The prohibition of discrimination based on nationality is enshrined in Article 18 TFEU and Article 21(2) of the Charter of Fundamental Rights of the European Union (‘the Charter’). The broader non-discrimination principle of which it is an expression is among the fundamental values of the EU (Article 2 TFEU), and among the rights protected by the Charter (Article 21). The principle of non-discrimination is a manifestation of the principle of equality of individuals before the law.  The principle requires that comparable situations must not be treated differently and that different situations must not be treated in the same way.  Read more »


Scheme for allocation of social housing

February 6th, 2019 by James Goudie QC in Housing

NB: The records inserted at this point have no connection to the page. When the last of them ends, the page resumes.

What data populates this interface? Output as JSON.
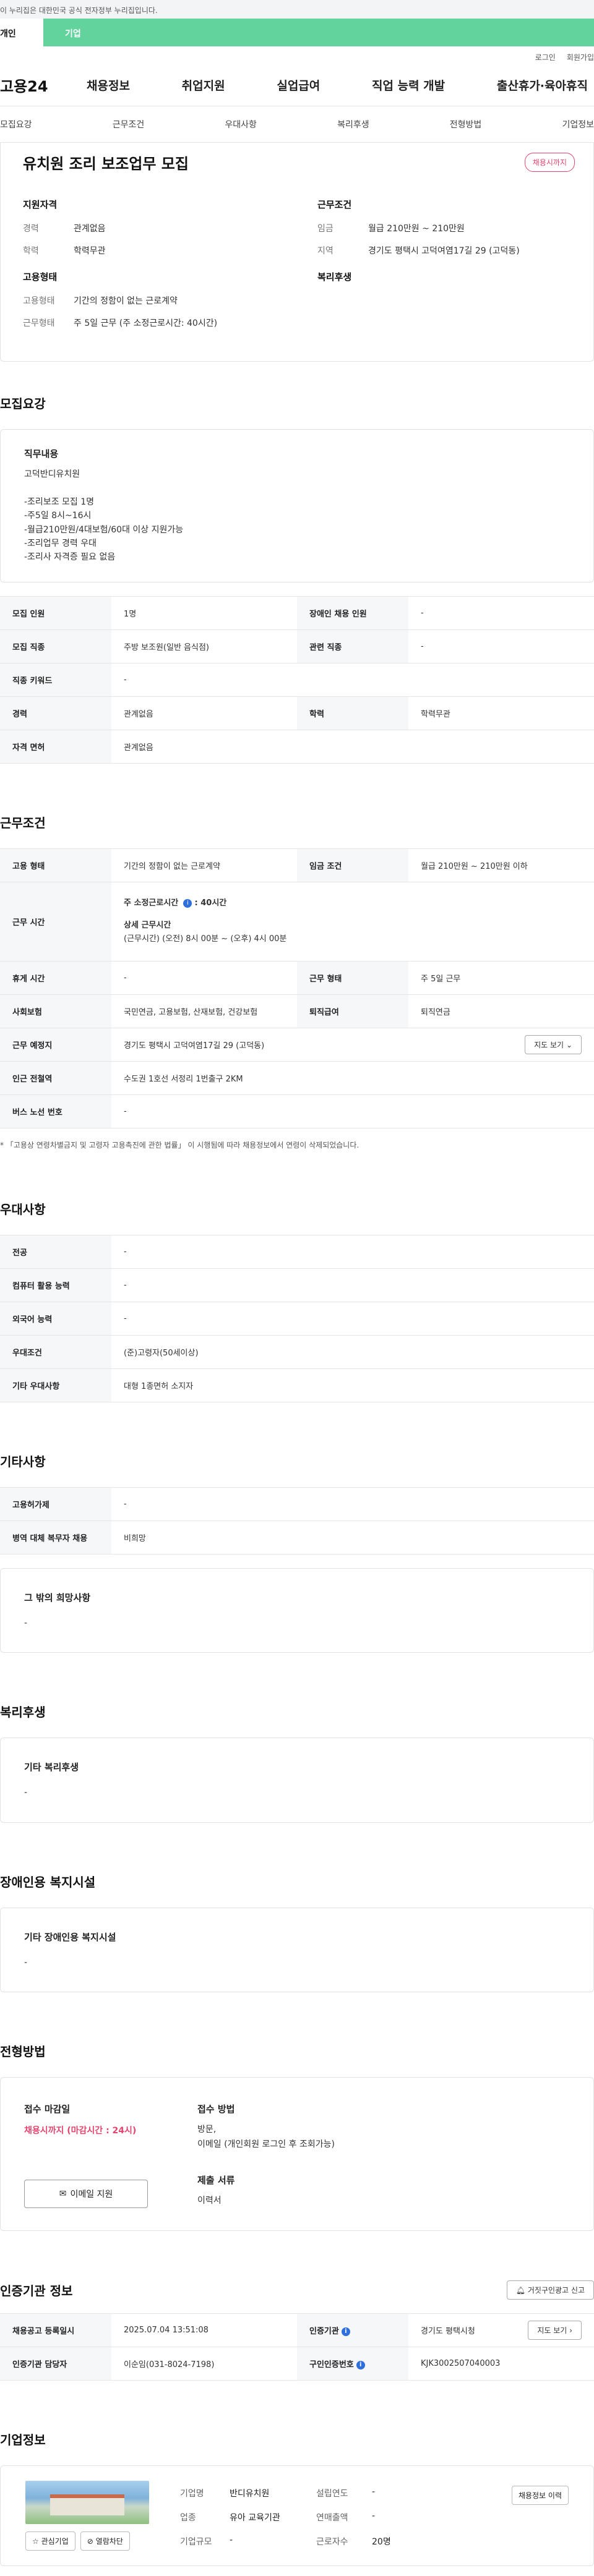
{
  "banner": "이 누리집은 대한민국 공식 전자정부 누리집입니다.",
  "usertype": {
    "individual": "개인",
    "corporate": "기업"
  },
  "util": {
    "login": "로그인",
    "signup": "회원가입"
  },
  "logo": "고용24",
  "gnb": [
    "채용정보",
    "취업지원",
    "실업급여",
    "직업 능력 개발",
    "출산휴가·육아휴직"
  ],
  "subnav": [
    "모집요강",
    "근무조건",
    "우대사항",
    "복리후생",
    "전형방법",
    "기업정보"
  ],
  "summary": {
    "title": "유치원 조리 보조업무 모집",
    "badge": "채용시까지",
    "qual_title": "지원자격",
    "qual": [
      {
        "k": "경력",
        "v": "관계없음"
      },
      {
        "k": "학력",
        "v": "학력무관"
      }
    ],
    "emp_title": "고용형태",
    "emp": [
      {
        "k": "고용형태",
        "v": "기간의 정함이 없는 근로계약"
      },
      {
        "k": "근무형태",
        "v": "주 5일 근무 (주 소정근로시간: 40시간)"
      }
    ],
    "cond_title": "근무조건",
    "cond": [
      {
        "k": "임금",
        "v": "월급 210만원 ~ 210만원"
      },
      {
        "k": "지역",
        "v": "경기도 평택시 고덕여염17길 29 (고덕동)"
      }
    ],
    "welfare_title": "복리후생"
  },
  "recruit": {
    "title": "모집요강",
    "duty_title": "직무내용",
    "duty_text": "고덕반디유치원\n\n-조리보조 모집 1명\n-주5일 8시~16시\n-월급210만원/4대보험/60대 이상 지원가능\n-조리업무 경력 우대\n-조리사 자격증 필요 없음",
    "rows": [
      [
        "모집 인원",
        "1명",
        "장애인 채용 인원",
        "-"
      ],
      [
        "모집 직종",
        "주방 보조원(일반 음식점)",
        "관련 직종",
        "-"
      ],
      [
        "직종 키워드",
        "-"
      ],
      [
        "경력",
        "관계없음",
        "학력",
        "학력무관"
      ],
      [
        "자격 면허",
        "관계없음"
      ]
    ]
  },
  "work": {
    "title": "근무조건",
    "emp_type_k": "고용 형태",
    "emp_type_v": "기간의 정함이 없는 근로계약",
    "wage_k": "임금 조건",
    "wage_v": "월급 210만원 ~ 210만원 이하",
    "hours_k": "근무 시간",
    "hours_title": "주 소정근로시간",
    "hours_value": ": 40시간",
    "hours_detail_title": "상세 근무시간",
    "hours_detail": "(근무시간) (오전) 8시 00분 ~ (오후) 4시 00분",
    "rest_k": "휴게 시간",
    "rest_v": "-",
    "form_k": "근무 형태",
    "form_v": "주 5일 근무",
    "ins_k": "사회보험",
    "ins_v": "국민연금, 고용보험, 산재보험, 건강보험",
    "sev_k": "퇴직급여",
    "sev_v": "퇴직연금",
    "place_k": "근무 예정지",
    "place_v": "경기도 평택시 고덕여염17길 29 (고덕동)",
    "map_btn": "지도 보기",
    "station_k": "인근 전철역",
    "station_v": "수도권 1호선 서정리 1번출구 2KM",
    "bus_k": "버스 노선 번호",
    "bus_v": "-",
    "note": "* 「고용상 연령차별금지 및 고령자 고용촉진에 관한 법률」 이 시행됨에 따라 채용정보에서 연령이 삭제되었습니다."
  },
  "pref": {
    "title": "우대사항",
    "rows": [
      [
        "전공",
        "-"
      ],
      [
        "컴퓨터 활용 능력",
        "-"
      ],
      [
        "외국어 능력",
        "-"
      ],
      [
        "우대조건",
        "(준)고령자(50세이상)"
      ],
      [
        "기타 우대사항",
        "대형 1종면허 소지자"
      ]
    ]
  },
  "etc": {
    "title": "기타사항",
    "rows": [
      [
        "고용허가제",
        "-"
      ],
      [
        "병역 대체 복무자 채용",
        "비희망"
      ]
    ],
    "wish_title": "그 밖의 희망사항",
    "wish_text": "-"
  },
  "welfare": {
    "title": "복리후생",
    "box_title": "기타 복리후생",
    "box_text": "-"
  },
  "disabled": {
    "title": "장애인용 복지시설",
    "box_title": "기타 장애인용 복지시설",
    "box_text": "-"
  },
  "apply": {
    "title": "전형방법",
    "deadline_title": "접수 마감일",
    "deadline": "채용시까지 (마감시간 : 24시)",
    "email_btn": "이메일 지원",
    "method_title": "접수 방법",
    "method": "방문,\n이메일 (개인회원 로그인 후 조회가능)",
    "docs_title": "제출 서류",
    "docs": "이력서"
  },
  "cert": {
    "title": "인증기관 정보",
    "report_btn": "거짓구인광고 신고",
    "reg_k": "채용공고 등록일시",
    "reg_v": "2025.07.04 13:51:08",
    "org_k": "인증기관",
    "org_v": "경기도 평택시청",
    "map_btn": "지도 보기",
    "mgr_k": "인증기관 담당자",
    "mgr_v": "이순임(031-8024-7198)",
    "no_k": "구인인증번호",
    "no_v": "KJK3002507040003"
  },
  "company": {
    "title": "기업정보",
    "fav_btn": "관심기업",
    "block_btn": "열람차단",
    "history_btn": "채용정보 이력",
    "name_k": "기업명",
    "name_v": "반디유치원",
    "year_k": "설립연도",
    "year_v": "-",
    "ind_k": "업종",
    "ind_v": "유아 교육기관",
    "sales_k": "연매출액",
    "sales_v": "-",
    "size_k": "기업규모",
    "size_v": "-",
    "emp_k": "근로자수",
    "emp_v": "20명"
  }
}
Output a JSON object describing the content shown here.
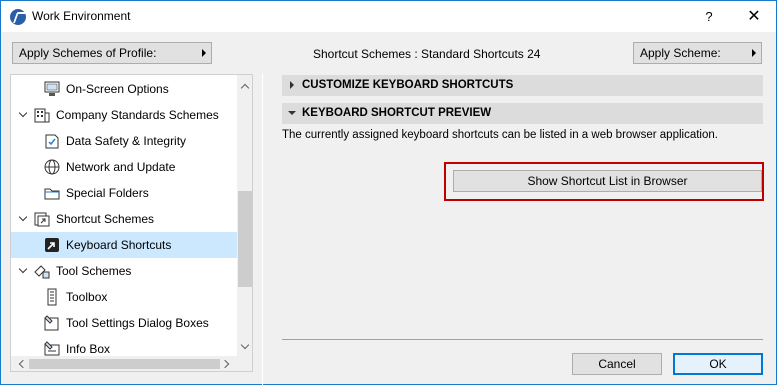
{
  "window": {
    "title": "Work Environment",
    "help_label": "?",
    "close_label": "✕"
  },
  "top": {
    "apply_profile_label": "Apply Schemes of Profile:",
    "shortcut_schemes_label": "Shortcut Schemes :  Standard Shortcuts 24",
    "apply_scheme_label": "Apply Scheme:"
  },
  "tree": {
    "items": [
      {
        "label": "On-Screen Options",
        "icon": "monitor-options-icon",
        "level": 2,
        "expandable": false
      },
      {
        "label": "Company Standards Schemes",
        "icon": "building-schemes-icon",
        "level": 1,
        "expandable": true
      },
      {
        "label": "Data Safety & Integrity",
        "icon": "shield-check-icon",
        "level": 2,
        "expandable": false
      },
      {
        "label": "Network and Update",
        "icon": "globe-icon",
        "level": 2,
        "expandable": false
      },
      {
        "label": "Special Folders",
        "icon": "folder-icon",
        "level": 2,
        "expandable": false
      },
      {
        "label": "Shortcut Schemes",
        "icon": "shortcut-schemes-icon",
        "level": 1,
        "expandable": true
      },
      {
        "label": "Keyboard Shortcuts",
        "icon": "keyboard-shortcut-icon",
        "level": 2,
        "expandable": false,
        "selected": true
      },
      {
        "label": "Tool Schemes",
        "icon": "tool-schemes-icon",
        "level": 1,
        "expandable": true
      },
      {
        "label": "Toolbox",
        "icon": "toolbox-icon",
        "level": 2,
        "expandable": false
      },
      {
        "label": "Tool Settings Dialog Boxes",
        "icon": "tool-settings-icon",
        "level": 2,
        "expandable": false
      },
      {
        "label": "Info Box",
        "icon": "info-box-icon",
        "level": 2,
        "expandable": false
      }
    ]
  },
  "panel": {
    "customize_header": "CUSTOMIZE KEYBOARD SHORTCUTS",
    "preview_header": "KEYBOARD SHORTCUT PREVIEW",
    "description": "The currently assigned keyboard shortcuts can be listed in a web browser application.",
    "show_button": "Show Shortcut List in Browser"
  },
  "footer": {
    "cancel_label": "Cancel",
    "ok_label": "OK"
  },
  "colors": {
    "accent": "#0078d7",
    "highlight_border": "#c00000",
    "selection": "#cce8ff"
  }
}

R (Z and others) v Hackney LBC and Agudas Israel Housing Association (2019) EWHC 139 (Admin) challenged the arrangements made by AIHA for the allocation of social housing properties owned or controlled by AIHA, which in present circumstances in effect preclude any persons who are not members of the Orthodox Jewish community from becoming tenants of such properties. The claim also challenges the lawfulness of Hackney’s arrangements as a local housing authority for the nomination of applicants to these properties, which again in present circumstances in effect precludes any persons who are not members of the Orthodox Jewish community from receiving nominations for the properties owned by AIHA. In short, the claimants contended that these arrangements discriminated against them because they are not members of the Orthodox Jewish community, and are unlawful, principally, under the Equality Act 2010. Read more »